If you are really interested to set foot on a wetland, check the date and tides information at NParks website. You will need a guide to go down to the exposed land mass and to get you off the land before the tides return in two hours. It will be cheaper to form a guided group than to hire a guide to yourself.

Below are some photos taken during a super low-tide:

A heron hunting for fishes.

Orange fiddler crabs, about the size of a Singapore 20-cent coin, on the sandy beach when the tide retreats. One of the reasons why you are not supposed to step off the boardwalk is to avoid stepping on and killing creatures like them.

Carpet anemones that became visible after the tide retreats from the seagrass lagoon. If you are lucky, you may spot starfishes, seahorses, horseshoe crabs and many more sea creatures strangled on the shore by the retreating tide. But not to worry about the stranglers, the tide will be back in about an hour.

Coral rubble exposed in low waters. There are blue, purple and yellow-coloured corals below the boardwalk and more further out to sea.

New additions to Pulau Ubin (specifically Chek Jawa): two baby sea eagles.

Beautiful sun rays breaking through the clouds after a light rain. This was taken on the boardwalk above the wetlands and seagrass lagoon.

Pulau Ubin Chek Jawa

Leaving the wetlands, do continue on the boardwalk through the mangrove swamp. There are more to see there.

There are numerous nipa palm trees in the mangroves. The young seeds are edible and is usually sweetened after processing. Do not cut the fruit up and put the gelatinous pulp in your mouth, they are not processed and could be sour. It is also an offence to damage floras in a nature park.

If you order ice kacang at the ice desserts shop in Ubin village or any food centres on the mainland, you will be able to try the nipa palm seeds (or attap chee). That's the two pulps on the spoon.

A water monitor lizard lazying on a mud mound. The swamp is their natural habitat. Usually in the afternoon, they will be sunbathing in open spaces where there are more sunlight.

You need to be very lucky to see a mud lobster out in the open for they are usually inside mud mounds during the day.
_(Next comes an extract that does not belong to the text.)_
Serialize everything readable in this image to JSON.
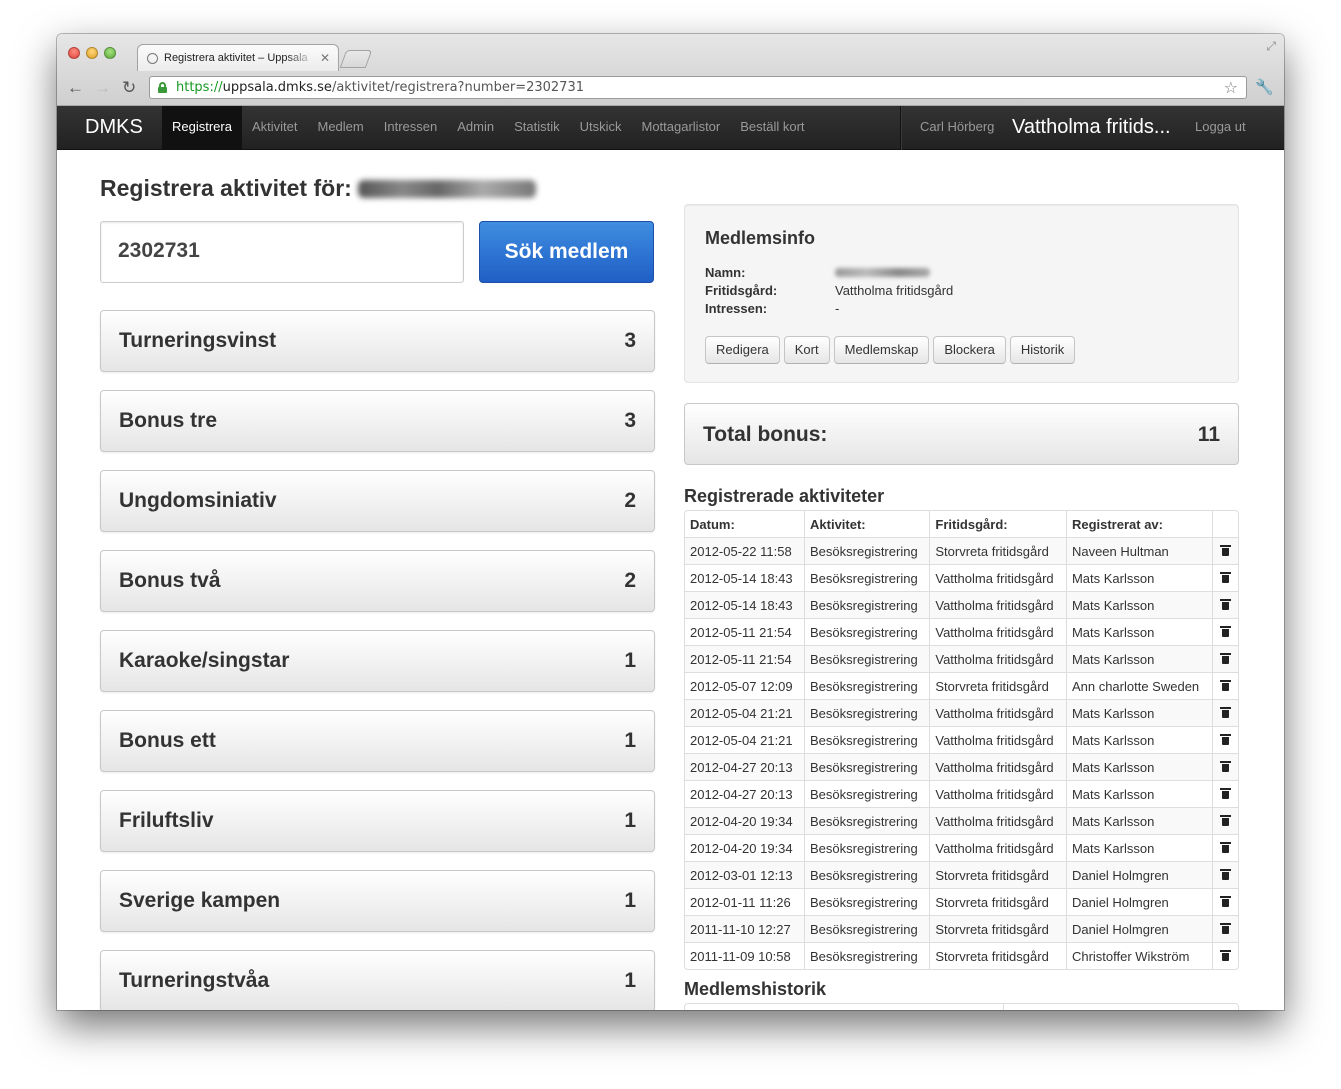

The picture above shows the pincers of a mud lobster pushing wet mud out of its new burrow.

A tree-climbing crab on a mud mound. Try finding one on a tree but keep to the boardwalk. Stepping on the mud mounds can kill crustaceans living in them.